Tag Archives: Ken Ham

Bill Nye, Ken Ham Debate

Creation / Evolution Debate

A few days ago I watched a debate between Bill Nye and Ken Ham.

Bill Nye is famous as the host of Bill Nye the Science Guy, Ken Ham is the director of The Creation Museum in Petersburg, Kentucky. The debate between these two didn’t begin at the Creation Museum. It started when Bill Nye made a U-tube video under the Big Think label. Ken Ham later responded with his own U-tube video. The exchange continued until it culminated in a challenge to a formal debate.

My interest in the debate was not so much about learning something new; I am familiar with most of the arguments on both sides. My real interest was in critiquing the arguments and point out the fallacies on both sides. I am happy to say that the debate was pretty straight forward and kept to the main points without slipping into false arguments and name calling.

I have decided not to go into the specifics of the debate, which would be too tedious. You can watch the debate for yourself online. I am sure there are plenty of people commenting on the arguments and who won and who lost. Instead I will comment on the original comments that led to the debate and why we debate these things at all.

Behind this debate is Bill Nye’s stance that Biblical Creationism and Intelligent Design are not scientific theories and should not be taught in schools. He takes it even further to say that to teach such things undermines science as a whole and would slow down, stop or even reverse America’s progress as a world leader.

I would like to pose another question.

Why do we teach the origin of the universe, the world, and man in schools at all?

In third grade we spent a great deal of time teaching about dinosaurs, making papier-mâché models and dioramas. If we really care about America’s future wouldn’t that time be better spent teaching the students to read at grade level, or studying the biology of animals living today. Of what practical value is studying dinosaurs? Rather than studying the evolution of man, why don’t we spend the time teaching the anatomy of man? Students in America can name more extinct plants and animals than they can live ones. They know about “millions of years” of rock formations in the Grand Canyon but they have no understanding of the chemistry of concrete or ceramics that they encounter every day. They know about trilobites but don’t know how to treat an insect bite. Maybe the reason we are falling behind the rest of the world in math and science isn’t that we are not teaching enough evolution, maybe it is because we are wasting our time teach evolution rather than real, practical science.

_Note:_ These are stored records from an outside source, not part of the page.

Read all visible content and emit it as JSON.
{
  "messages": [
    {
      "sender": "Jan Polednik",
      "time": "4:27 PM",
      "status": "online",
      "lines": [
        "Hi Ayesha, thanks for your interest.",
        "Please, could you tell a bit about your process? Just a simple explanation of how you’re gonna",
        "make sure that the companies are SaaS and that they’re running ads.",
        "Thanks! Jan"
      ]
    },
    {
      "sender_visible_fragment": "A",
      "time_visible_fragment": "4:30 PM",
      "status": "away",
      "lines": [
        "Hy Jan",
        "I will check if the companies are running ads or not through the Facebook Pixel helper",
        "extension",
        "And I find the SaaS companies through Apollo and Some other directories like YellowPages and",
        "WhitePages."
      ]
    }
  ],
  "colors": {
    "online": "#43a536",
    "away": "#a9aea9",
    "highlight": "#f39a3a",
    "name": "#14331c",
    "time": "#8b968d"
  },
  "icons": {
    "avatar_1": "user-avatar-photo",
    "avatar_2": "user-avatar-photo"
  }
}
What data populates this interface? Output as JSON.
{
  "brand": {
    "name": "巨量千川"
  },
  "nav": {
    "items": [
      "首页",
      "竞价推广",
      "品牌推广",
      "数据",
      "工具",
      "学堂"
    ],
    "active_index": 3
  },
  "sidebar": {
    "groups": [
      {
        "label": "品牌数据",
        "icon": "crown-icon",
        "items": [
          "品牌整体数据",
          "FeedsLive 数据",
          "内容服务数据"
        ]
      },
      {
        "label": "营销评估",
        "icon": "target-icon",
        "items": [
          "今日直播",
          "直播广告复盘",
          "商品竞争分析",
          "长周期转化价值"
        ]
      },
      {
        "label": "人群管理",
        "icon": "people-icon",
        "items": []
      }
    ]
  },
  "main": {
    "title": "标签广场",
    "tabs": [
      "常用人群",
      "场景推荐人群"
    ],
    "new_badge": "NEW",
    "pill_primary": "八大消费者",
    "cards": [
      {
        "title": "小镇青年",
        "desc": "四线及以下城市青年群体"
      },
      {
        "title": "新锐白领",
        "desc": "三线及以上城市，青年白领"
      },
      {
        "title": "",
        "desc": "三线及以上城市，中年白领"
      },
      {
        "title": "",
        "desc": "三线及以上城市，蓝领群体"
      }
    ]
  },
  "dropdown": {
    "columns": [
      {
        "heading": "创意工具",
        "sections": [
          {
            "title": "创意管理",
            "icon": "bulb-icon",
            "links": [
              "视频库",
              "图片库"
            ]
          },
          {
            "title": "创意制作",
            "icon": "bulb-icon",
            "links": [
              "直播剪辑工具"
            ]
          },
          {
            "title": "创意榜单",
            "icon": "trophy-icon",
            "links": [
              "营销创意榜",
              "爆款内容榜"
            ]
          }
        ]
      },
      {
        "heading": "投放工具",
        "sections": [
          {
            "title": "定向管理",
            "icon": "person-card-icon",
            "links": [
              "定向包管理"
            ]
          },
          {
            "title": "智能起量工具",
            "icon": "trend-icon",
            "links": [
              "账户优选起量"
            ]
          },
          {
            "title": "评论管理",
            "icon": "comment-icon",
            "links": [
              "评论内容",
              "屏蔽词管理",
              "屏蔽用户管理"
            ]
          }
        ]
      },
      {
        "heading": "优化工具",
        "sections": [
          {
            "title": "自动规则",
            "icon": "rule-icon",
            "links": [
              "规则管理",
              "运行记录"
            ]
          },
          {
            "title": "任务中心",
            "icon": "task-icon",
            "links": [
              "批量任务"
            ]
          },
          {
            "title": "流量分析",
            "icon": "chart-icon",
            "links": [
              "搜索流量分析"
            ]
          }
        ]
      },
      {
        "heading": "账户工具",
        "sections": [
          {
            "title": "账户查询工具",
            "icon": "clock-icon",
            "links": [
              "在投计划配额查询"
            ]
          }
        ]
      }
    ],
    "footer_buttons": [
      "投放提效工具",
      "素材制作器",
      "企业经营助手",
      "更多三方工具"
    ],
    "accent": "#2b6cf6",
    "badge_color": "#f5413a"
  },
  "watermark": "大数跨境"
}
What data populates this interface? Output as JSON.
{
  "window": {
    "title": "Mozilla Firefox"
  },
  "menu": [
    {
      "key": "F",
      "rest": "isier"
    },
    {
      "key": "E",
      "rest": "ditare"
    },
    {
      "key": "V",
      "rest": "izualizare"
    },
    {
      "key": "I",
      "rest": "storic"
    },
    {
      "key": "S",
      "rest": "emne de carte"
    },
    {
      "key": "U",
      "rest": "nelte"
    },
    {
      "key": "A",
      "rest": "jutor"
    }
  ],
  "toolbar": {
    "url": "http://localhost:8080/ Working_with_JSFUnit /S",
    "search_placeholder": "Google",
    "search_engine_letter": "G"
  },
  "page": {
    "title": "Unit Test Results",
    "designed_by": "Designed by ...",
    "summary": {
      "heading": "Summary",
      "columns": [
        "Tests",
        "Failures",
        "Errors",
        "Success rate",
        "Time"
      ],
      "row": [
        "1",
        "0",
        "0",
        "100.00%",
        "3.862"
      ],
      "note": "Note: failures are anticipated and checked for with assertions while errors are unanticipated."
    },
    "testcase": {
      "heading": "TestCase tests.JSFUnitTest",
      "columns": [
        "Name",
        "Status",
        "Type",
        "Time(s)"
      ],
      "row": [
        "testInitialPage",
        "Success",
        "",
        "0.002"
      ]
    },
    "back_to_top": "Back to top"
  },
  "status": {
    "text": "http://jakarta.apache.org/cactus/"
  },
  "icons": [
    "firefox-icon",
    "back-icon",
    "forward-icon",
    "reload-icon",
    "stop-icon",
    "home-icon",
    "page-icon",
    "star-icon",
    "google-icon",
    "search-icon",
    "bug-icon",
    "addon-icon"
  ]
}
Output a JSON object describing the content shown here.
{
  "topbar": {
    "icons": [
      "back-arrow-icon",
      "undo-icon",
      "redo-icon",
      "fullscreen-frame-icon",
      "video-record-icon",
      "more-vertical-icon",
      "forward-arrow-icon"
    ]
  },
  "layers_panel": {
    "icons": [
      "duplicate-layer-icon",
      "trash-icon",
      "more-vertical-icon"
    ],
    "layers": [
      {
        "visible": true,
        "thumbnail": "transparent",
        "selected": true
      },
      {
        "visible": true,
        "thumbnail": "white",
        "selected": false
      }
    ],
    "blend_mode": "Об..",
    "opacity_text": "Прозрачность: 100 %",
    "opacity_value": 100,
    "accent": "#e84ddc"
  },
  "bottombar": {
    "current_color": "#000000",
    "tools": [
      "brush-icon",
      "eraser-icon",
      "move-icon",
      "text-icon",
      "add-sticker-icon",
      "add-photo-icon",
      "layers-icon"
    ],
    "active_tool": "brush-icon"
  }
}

Back to the question, why do we teach origins at all? It seems that it has almost no practical value. In fact it appears to me that it is a total waste of time. So why are people so adamant that evolution be taught or creation be taught? Ken Ham is right is his analysis to this question. The reason that we teach creation or evolution is that they each reinforce a world view. And that world view is the filter through which all other learning takes place.

Biblical Creationism and Intelligent Design reinforce the idea that there is a creator God. There is meaning and purpose to our existence; we are not just a complex set of chemical reactions. There is a God who created us and we are responsible to Him. If we are to understand creation then we must understand the creator. The convers is also true we can enter into a better understanding of God by understanding His creation and what it teaches us about Him. Stated differently, “the fear of the Lord is the beginning of knowledge”. Following closely on creation is the fall of man. Man is a fallen and sinful creature desperately in need of a savior. Without God and the work of Jesus we are utterly lost.

Evolution reinforces the principles of humanism and naturalism. The universe has come into being through natural means. There is no evidence of a creator, there is no need for a creator as an explanation of anything that we know. Everything that we know and can know is found through what we can observe in the natural universe. There is no spiritual realm at all. Based on the laws of evolution everything is improving and moving toward levels of higher complexity. Mankind is the pinnacle of evolution; we are at the top and we are responsible only to ourselves. God is non-existent or irrelevant. In the words of the humanist, “Man is the measure of all things”.

So that is it in a nutshell. The only reason to teach origins is to establish a world view. The Christian wants to teach creation to establish a Christian World View, where we are responsible to God. The Evolutionist wants to teach evolution, where we are only responsible to ourselves.

What do you think? Should we teach Creation, should we teach Evolution or should we just stop teaching origins at all and let the students bring their own world view into the classroom?